by Dr. Klaus J. Kronenberg, The full article appeared in the 1984 Institute of Electric and Electronic Engineers (IEEE) Conference transactions: IEEE Transactions on Magnetics, Vol. Mag-21, No. 5, September 1985, pages 2059-2061. This article corresponds to the presentation by Dr. Kronenberg at the IEEE's International Conference on Magnetism in April 1985 in St. Paul, Minnesota. Only the abstract is included here.
Abstract Observable changes of water by magnetic fields have been investigated in an attempt to contribute to the knowledge of the structure of liquid water. The crystallization mode of the water's mineral content was found to change from a dendritic, substrate-bound solidification habit to the form of separate disc-shaped crystals after the water had moved through a number of magnetic fields.
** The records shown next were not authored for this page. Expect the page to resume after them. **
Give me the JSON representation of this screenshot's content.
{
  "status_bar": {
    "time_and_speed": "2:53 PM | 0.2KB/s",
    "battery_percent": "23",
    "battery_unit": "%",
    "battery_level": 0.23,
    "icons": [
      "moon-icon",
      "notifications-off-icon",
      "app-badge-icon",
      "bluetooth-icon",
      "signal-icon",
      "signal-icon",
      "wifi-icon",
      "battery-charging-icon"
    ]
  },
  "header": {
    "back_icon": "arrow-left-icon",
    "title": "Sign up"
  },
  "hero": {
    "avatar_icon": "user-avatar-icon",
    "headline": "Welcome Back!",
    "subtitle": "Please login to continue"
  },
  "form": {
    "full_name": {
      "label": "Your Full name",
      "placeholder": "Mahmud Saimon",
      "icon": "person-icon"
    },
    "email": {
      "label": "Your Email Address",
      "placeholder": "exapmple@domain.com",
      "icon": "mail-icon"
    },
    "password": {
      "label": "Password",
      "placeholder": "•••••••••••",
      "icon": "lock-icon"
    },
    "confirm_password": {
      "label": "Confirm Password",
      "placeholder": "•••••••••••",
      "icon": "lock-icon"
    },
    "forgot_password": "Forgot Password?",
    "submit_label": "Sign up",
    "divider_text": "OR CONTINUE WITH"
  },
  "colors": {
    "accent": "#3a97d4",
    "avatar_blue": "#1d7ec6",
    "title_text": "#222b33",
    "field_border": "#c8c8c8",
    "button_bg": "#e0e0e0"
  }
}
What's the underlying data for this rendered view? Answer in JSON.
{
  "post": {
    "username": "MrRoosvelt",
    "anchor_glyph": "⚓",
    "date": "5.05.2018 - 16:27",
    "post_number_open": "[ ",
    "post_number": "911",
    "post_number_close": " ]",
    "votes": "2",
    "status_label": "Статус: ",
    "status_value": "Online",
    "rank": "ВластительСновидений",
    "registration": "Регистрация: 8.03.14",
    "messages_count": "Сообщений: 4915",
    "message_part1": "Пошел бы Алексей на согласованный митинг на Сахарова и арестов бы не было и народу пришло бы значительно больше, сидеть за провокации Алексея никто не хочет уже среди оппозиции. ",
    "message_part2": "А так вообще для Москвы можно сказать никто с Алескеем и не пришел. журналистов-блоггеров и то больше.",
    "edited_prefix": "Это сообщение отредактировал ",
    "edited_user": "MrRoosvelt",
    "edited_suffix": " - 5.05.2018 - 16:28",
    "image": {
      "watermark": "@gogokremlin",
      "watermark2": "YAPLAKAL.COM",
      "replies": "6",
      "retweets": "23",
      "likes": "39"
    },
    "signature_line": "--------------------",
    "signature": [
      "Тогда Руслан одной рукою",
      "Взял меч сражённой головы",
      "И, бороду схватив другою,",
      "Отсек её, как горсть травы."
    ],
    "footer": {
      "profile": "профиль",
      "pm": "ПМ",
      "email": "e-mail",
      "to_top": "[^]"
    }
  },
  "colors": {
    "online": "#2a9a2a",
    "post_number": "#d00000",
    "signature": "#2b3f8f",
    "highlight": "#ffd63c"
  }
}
The former scarcity of crystallization nucleii in the water had been turned into an abundance of nucleation centers in the water.
The reduction of the number of the substrate-bound crystals has been used as a quantitative measure of the magnetic effect. A mechanism is suggested assuming that resonance between the time sequence of the magnetic fields and the internal vibratory frequency of the water complexes results in the fracture of some of the complexes. Thereby, the formerly encased foreign particles are released and provide the nucleii for the formation of disc-shaped crystals throughout the volume of the water. Further studies are urged in view of the staggering potential benefits for many water users, such as prevention of hard lime scale build-up, increased effectivity of chemical additions to water for softening, fertilizing, feeding, and cleaning purposes.